Industrial scale production of layer materials via intermediate-assisted grinding
A large number of 2-D materials, including graphene, hexagonal boron nitride (h-BN), transition metal dichalcogenides (TMDCs) like MoS2 and WSe2, metal oxides (MxOy), black phosphorene (b-P), etc, provide a wide range of properties and numerous potential applications, But in order to fully realize their commercial use, the prerequisite is large-scale production.
Bottom-up strategies like chemical vapor deposition (CVD) and chemical synthesis have been extensively explored but only small quantities of 2-D materials have been produced so far. Another important strategy to obtain 2-D materials is from a top-down path by exfoliating bulk layer materials to monolayer or few layer 2-D materials, such as ball milling, liquid phase exfoliation, etc. It seems that top-down strategies are most likely to be scaled-up; however, they are only suitable for specific materials. So far, only graphene and graphene oxide can be prepared at the tons level, while for other 2-D materials, they still remain in the laboratory state because of the low yield. Therefore, it is necessary to develop a high-efficiency and low-cost preparation method of 2-D materials to progress from the laboratory to our daily life.

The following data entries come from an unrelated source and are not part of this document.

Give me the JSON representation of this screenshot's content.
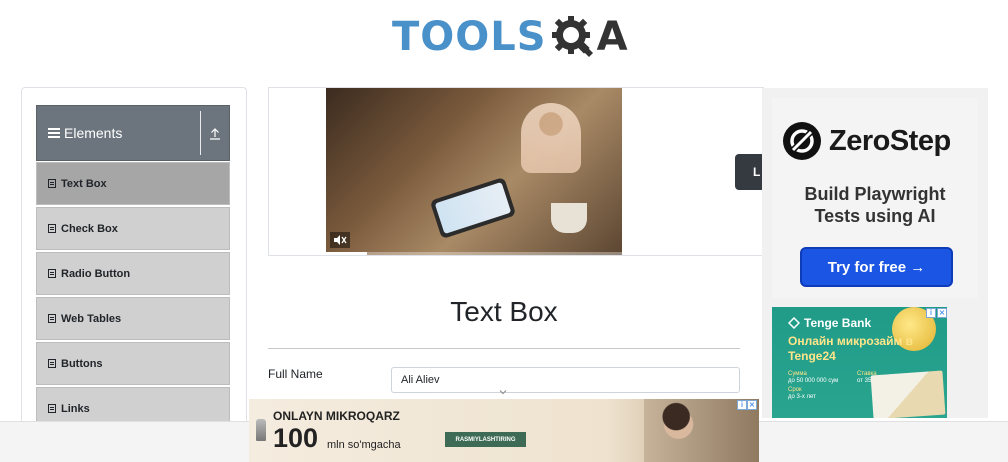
{
  "header": {
    "logo_text_left": "TOOLS",
    "logo_text_right": "A",
    "logo_icon": "gear-magnifier-icon"
  },
  "sidebar": {
    "group_title": "Elements",
    "group_icon": "hamburger-icon",
    "collapse_icon": "upload-icon",
    "items": [
      {
        "label": "Text Box",
        "active": true
      },
      {
        "label": "Check Box",
        "active": false
      },
      {
        "label": "Radio Button",
        "active": false
      },
      {
        "label": "Web Tables",
        "active": false
      },
      {
        "label": "Buttons",
        "active": false
      },
      {
        "label": "Links",
        "active": false
      }
    ]
  },
  "banner": {
    "button_label": "L",
    "mute_icon": "mute-icon",
    "video_progress": 0.14
  },
  "main": {
    "page_title": "Text Box",
    "full_name_label": "Full Name",
    "full_name_value": "Ali Aliev"
  },
  "ads": {
    "zerostep": {
      "brand": "ZeroStep",
      "tagline_line1": "Build Playwright",
      "tagline_line2": "Tests using AI",
      "cta": "Try for free →"
    },
    "tenge": {
      "brand": "Tenge Bank",
      "headline": "Онлайн микрозайм в Tenge24",
      "amount_key": "Сумма",
      "amount_val": "до 50 000 000 сум",
      "rate_key": "Ставка",
      "rate_val": "от 35.9% годовых",
      "term_key": "Срок",
      "term_val": "до 3-х лет"
    },
    "bottom": {
      "line1": "ONLAYN MIKROQARZ",
      "big": "100",
      "unit": "mln so'mgacha",
      "cta": "RASMIYLASHTIRING"
    }
  },
  "colors": {
    "logo_blue": "#4a90c9",
    "sidebar_header": "#6c757d",
    "menu_item": "#d0d0d0",
    "menu_item_active": "#a6a6a6",
    "zerostep_button": "#1a55e3",
    "tenge_green": "#2aa58f"
  }
}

The failure of solid lubricants is caused by the slip between layers of bulk materials, and the result of the slip is that the bulk materials will be peeled off into fewer layers. Based on this understanding, in a new research article published in the Beijing-based National Science Review, the Low-Dimensional Materials and Devices lab led by Professor Hui-Ming Cheng and Professor Bilu Liu from Tsinghua University proposed an exfoliation technology which is named as interMediate-Assisted Grinding Exfoliation (iMAGE). The key to this exfoliation technology is to use intermediate materials that increase the coefficient of friction of the mixture and effectively apply sliding frictional forces to the layer material, resulting in a dramatically increased exfoliation efficiency.
Considering the case of 2-D h-BN, the production rate and energy consumption can reach 0.3 g h-1 and 3.01 × 106 J g-1, respectively, both of which are one to two orders of magnitude better than previous results. The resulting exfoliated 2-D h-BN flakes have an average thickness of 4 nm and an average lateral size of 1.2 μm. Besides, this iMAGE method has been extended to exfoliate a series of layer materials with different properties, including graphite, Bi2Te3, b-P, MoS2, TiOx, h-BN, and mica, covering 2-D metals, semiconductors with different bandgaps, and insulators.
It is worth mentioning that, with the cooperation with the Luoyang Shenyu Molybdenum Co. Ltd., molybdenite concentrate, a naturally existing cheap and earth abundant mineral, was used as a demo for the industrial scale exfoliation production of 2-D MoS2 flakes.
"This is the very first time that 2-D materials other than graphene have been produced with a yield of more than 50% and a production rate of over 0.1g h-1. And an annual production capability of 2-D h-BN is expected to be exceeding 10 tons by our iMAGE technology." Prof. Bilu Liu, one of the leading authors of this study, said, "Our iMAGE technology overcomes a main challenge in 2-D materials, i.e., their mass production, and is expected to accelerate their commercialization in a wide range of applications in electronics, energy, and others."